Building a Cohesive Team

Here are five critical keys to building that cohesive team.

3 min
November 21, 2019

In the digital age, almost every business is literally moving at the speed of light.  Having a cohesive  team is absolutely critical for success in this fast paced, high-pressure market environment.  Building a dynamic unit can’t be left to chance—there needs to be a blueprint and an action plan to make that happen!

Here are five critical keys to building that cohesive team:
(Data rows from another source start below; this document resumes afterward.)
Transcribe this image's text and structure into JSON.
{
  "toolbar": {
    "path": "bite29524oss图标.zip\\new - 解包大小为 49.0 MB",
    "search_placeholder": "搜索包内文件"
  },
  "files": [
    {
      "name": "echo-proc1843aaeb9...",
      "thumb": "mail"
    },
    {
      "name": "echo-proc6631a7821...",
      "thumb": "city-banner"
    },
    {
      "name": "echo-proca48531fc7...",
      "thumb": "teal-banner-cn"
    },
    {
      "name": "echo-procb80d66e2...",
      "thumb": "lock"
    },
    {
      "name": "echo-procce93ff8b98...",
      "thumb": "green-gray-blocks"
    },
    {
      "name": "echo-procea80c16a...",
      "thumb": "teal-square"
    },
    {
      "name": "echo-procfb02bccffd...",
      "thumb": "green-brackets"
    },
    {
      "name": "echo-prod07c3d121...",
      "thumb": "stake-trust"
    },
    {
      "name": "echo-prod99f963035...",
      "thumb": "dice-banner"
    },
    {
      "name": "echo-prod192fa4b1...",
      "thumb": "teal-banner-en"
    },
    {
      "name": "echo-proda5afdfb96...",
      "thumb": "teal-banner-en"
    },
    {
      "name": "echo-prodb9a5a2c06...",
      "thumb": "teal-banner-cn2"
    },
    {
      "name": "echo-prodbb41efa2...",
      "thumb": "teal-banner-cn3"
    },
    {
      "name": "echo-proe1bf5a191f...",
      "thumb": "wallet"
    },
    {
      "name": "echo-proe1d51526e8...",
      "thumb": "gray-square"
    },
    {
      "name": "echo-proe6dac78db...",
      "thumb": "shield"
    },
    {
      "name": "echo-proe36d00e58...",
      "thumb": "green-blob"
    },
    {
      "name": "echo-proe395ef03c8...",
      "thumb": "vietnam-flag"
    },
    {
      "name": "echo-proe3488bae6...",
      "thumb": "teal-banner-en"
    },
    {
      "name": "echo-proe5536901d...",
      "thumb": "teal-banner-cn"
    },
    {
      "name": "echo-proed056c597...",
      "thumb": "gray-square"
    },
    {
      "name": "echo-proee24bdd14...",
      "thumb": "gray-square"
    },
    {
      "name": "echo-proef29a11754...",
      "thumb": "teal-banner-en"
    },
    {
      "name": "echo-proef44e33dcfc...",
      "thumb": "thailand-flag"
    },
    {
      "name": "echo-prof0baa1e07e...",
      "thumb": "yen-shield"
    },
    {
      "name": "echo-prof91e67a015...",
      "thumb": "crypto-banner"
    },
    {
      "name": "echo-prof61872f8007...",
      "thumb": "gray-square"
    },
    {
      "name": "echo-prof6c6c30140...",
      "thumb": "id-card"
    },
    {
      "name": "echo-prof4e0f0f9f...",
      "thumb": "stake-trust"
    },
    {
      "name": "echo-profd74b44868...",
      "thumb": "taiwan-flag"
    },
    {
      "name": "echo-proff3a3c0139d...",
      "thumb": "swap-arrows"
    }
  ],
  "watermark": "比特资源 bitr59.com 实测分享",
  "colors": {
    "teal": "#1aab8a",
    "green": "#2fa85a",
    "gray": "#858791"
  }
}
  1. There must be a shared sense of purpose.  Everyone on board agrees on why they are there and has a clear idea of the mission at hand.  In the military, officers are trained on articulating “the commander’s intent”—every member of a given unit, regardless of his/her function, can state the overall mission in two sentences or less.  It is unrealistic to expect great team performance if the members of the team don’t agree and/or don’t know what the team’s purpose is.  Managers should never assume that the members have figured it out on their own.  Reinforcing that shared sense of purpose should also be done periodically to keep it top of mind.
  2. Mutual respect for all members of the team is mandatory.  Regardless of position, seniority, or any other factor, everyone involved is entitled to the respect of everyone else.  Far too often, support people are taken for granted, or worse yet, taken advantage of.  Managers must send a clear message, based on their own behavior, that mutual respect is the “glue” that holds the entire group together.  In fighting, cliques, etc. typically arise when there’s a lack of respect within the group.  “United we stand, divided we fall” remains a profound truth.
  3. Recognize and share the strengths of every team member.  Managers should know what each person brings to the party.  Any collection of humans has a range of talents and skills—identifying those that are valuable for the entire team is an example of a “force multiplier.”   Publicly recognizing those individual strengths promotes morale and invites other team members to tap into that respective person as a resource.  In a short period of time, people begin to reciprocate, offering their own talents and tapping into those of others on board.
  4. Open and unqualified communication at all times.  Every team member should feel comfortable sharing relevant information, ideas, suggestions, etc. with the rest of the team.  There’s no monopoly on good ideas, and the team should be operating in an environment where no one should feel inhibited or hesitant to put relevant stuff on the table.  This is especially true if someone has serious reservations about an action that the team is about to take.  Fear of being ostracized for “raising one’s hand” is a non-starter.  Quite often, the perspective of the “outlier” on a given issue can save the team a lot of wasted time and effort on a particular matter.  Managers must encourage team members to do more than just “shake their heads” in agreement.
  5. The ability to adapt to rapid change.  Even the best-laid plans must often change once the battle begins.  Having a team that is flexible and doesn’t panic when conditions shift is essential in this new business environment.  The four points we’ve already listed are the foundation for building this kind of team.  A rapid change in business conditions will be an ample test of just how cohesive a sales team really is.  Make sure that yours will pass it with flying colors!